big advantage in accessing better wind seems canceled by high aviation O&M (especially aviation insurance). Thus Makani's complex AWES architecture does not seem competitive
with conventional wind, much less "cheaper then coal". This is not
even counting the incredible land cost of the sprawling
Makani operational geometry (with almost 10X core
footprint with a land "stand-off" (crash-zone) or the
triple-cost rule-of-thumb for offshore O&M. Makani relentlessly
pushes "material efficiency" compared to conventional HAWTs, but
when you factor in Felker's $5-per-pound for HAWT's, Makani's claims
seems unjustified. We await their formal economic study to ARPA-E.
barely notes radar clutter as a design concern, announcing radar
studies to quantify just how brightly their aerobatic carbon fiber
E-Flight kiteplanes sparkle, while also supposing that they can
substitute non-reflective materials. Internal electrics and conductive
tether will still reflect. If Makani is forced to go for for full-on
stealth, that's not cheap. Lightning and ESD is claimed will meet
MIL-STD, a very high standard; not cheap either.
is a full-on MIL-STD AWES which generally makes for an FAA friendly
approach, with an admirable "sense and avoid" capability. Sadly,
military specifications are mostly unsuited to civilian markets. A
wistful notion stated is that AWES can become "common on the
battlefield", even as most of the world deeply hopes to make the
battlefield itself uncommon.
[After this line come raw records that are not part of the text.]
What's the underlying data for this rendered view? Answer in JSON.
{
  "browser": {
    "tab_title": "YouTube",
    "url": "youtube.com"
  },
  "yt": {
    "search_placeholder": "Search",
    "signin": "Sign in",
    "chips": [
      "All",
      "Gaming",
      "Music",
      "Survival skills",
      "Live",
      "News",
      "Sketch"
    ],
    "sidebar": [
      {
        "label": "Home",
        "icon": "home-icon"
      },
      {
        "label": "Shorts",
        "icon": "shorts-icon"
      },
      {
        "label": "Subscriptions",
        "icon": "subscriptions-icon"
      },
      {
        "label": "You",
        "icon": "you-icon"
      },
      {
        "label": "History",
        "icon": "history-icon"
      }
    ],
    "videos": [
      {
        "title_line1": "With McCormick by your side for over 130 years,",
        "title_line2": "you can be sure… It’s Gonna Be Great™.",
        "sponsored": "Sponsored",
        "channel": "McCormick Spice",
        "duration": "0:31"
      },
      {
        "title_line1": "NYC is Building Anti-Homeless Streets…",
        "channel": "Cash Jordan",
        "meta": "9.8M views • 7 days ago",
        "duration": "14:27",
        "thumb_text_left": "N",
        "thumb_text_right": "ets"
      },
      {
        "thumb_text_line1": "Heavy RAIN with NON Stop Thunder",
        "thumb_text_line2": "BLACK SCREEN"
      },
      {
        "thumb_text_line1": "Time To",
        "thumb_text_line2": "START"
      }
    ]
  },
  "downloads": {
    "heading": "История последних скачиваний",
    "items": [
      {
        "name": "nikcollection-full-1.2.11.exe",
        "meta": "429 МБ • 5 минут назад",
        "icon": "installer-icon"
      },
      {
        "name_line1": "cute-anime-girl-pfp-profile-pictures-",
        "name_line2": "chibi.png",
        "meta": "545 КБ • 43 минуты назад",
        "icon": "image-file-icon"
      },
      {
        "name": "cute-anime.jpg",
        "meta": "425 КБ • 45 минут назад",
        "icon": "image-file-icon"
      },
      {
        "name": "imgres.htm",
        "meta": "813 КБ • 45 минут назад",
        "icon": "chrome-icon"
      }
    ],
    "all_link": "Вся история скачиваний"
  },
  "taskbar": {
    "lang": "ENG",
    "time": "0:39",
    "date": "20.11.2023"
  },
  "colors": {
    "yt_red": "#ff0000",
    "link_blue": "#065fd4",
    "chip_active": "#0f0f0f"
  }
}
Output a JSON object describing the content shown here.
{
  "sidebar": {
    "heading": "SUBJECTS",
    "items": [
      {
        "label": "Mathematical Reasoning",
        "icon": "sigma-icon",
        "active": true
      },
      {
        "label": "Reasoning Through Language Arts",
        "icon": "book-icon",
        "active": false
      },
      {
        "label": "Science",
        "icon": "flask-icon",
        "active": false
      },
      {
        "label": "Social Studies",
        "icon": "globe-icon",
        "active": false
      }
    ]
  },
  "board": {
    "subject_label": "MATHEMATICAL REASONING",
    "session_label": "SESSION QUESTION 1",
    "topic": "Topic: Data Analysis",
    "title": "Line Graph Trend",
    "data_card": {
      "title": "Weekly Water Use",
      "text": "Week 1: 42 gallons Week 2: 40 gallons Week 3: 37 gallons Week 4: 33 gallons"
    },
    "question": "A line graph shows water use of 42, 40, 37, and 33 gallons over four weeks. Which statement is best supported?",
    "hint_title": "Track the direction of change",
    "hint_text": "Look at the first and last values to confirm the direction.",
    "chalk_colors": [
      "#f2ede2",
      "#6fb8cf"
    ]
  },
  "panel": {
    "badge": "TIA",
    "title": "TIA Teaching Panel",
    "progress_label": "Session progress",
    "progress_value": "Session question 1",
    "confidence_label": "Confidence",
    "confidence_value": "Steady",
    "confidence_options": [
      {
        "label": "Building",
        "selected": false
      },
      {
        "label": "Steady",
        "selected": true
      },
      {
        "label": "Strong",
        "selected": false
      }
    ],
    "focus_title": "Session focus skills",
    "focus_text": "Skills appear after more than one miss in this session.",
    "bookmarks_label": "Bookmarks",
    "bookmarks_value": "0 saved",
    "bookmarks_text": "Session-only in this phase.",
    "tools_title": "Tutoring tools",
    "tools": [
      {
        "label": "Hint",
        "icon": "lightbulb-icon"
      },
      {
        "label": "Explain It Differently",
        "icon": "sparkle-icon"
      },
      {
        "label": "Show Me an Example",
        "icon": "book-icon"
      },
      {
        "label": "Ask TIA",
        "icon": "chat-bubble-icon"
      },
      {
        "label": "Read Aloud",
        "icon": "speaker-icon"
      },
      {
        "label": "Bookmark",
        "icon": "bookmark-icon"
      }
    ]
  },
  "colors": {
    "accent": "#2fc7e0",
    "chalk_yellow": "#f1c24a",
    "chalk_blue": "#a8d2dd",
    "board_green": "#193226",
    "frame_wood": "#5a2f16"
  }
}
kite is radar transparent, but depends on a conductor in its tether to
its control pod, both of which will reflect. One would likely see
the the tether coming and going on radar, the wandering catenary creating an illusion of a dim moving flying object up and down its translating trajectory.
Alteros also has a conductive tether, and predicts some rotor RCS. presumably due to carbon-fiber blades. Altaeros surprises
by disclosing a high-density array option with AMWTs spaced as close as
five rotor diameters apart. They also are trying to get-off-the-hook on
tether lighting, citing spooling conflicts.
Wind hopes the FAA will give its farm systems a pass on Part 77/101
essentials, even as 1700 NAAA members lock N' load to oppose even
complaint AWES conspicuity.
submission was so exotic it had to be resubmitted several times,
with Joe's final intervention, before the US Government
finally caved. Its the usual mix of brilliant ideas cloaked in
improbable details, a sort of Unabomber-Nostradamus screed worth
rereading many times to hunt down every last clue. KiteLab's
AWEIA-sponsored TACO, at 44 pages, would have matched the entire output
of the rest of the field, had not Wayne been similarly prolific.
Group filed in the name of all affiliates. If you are in harmony with
the principles set forth, consider this your submission, but register
your intent with us. Some key AWE players failed to respond to
this call, but they should go ahead and file, if they intend to operate
in the "real world". Also missing was an updated edition of Doug's
AWE Primer to NASA...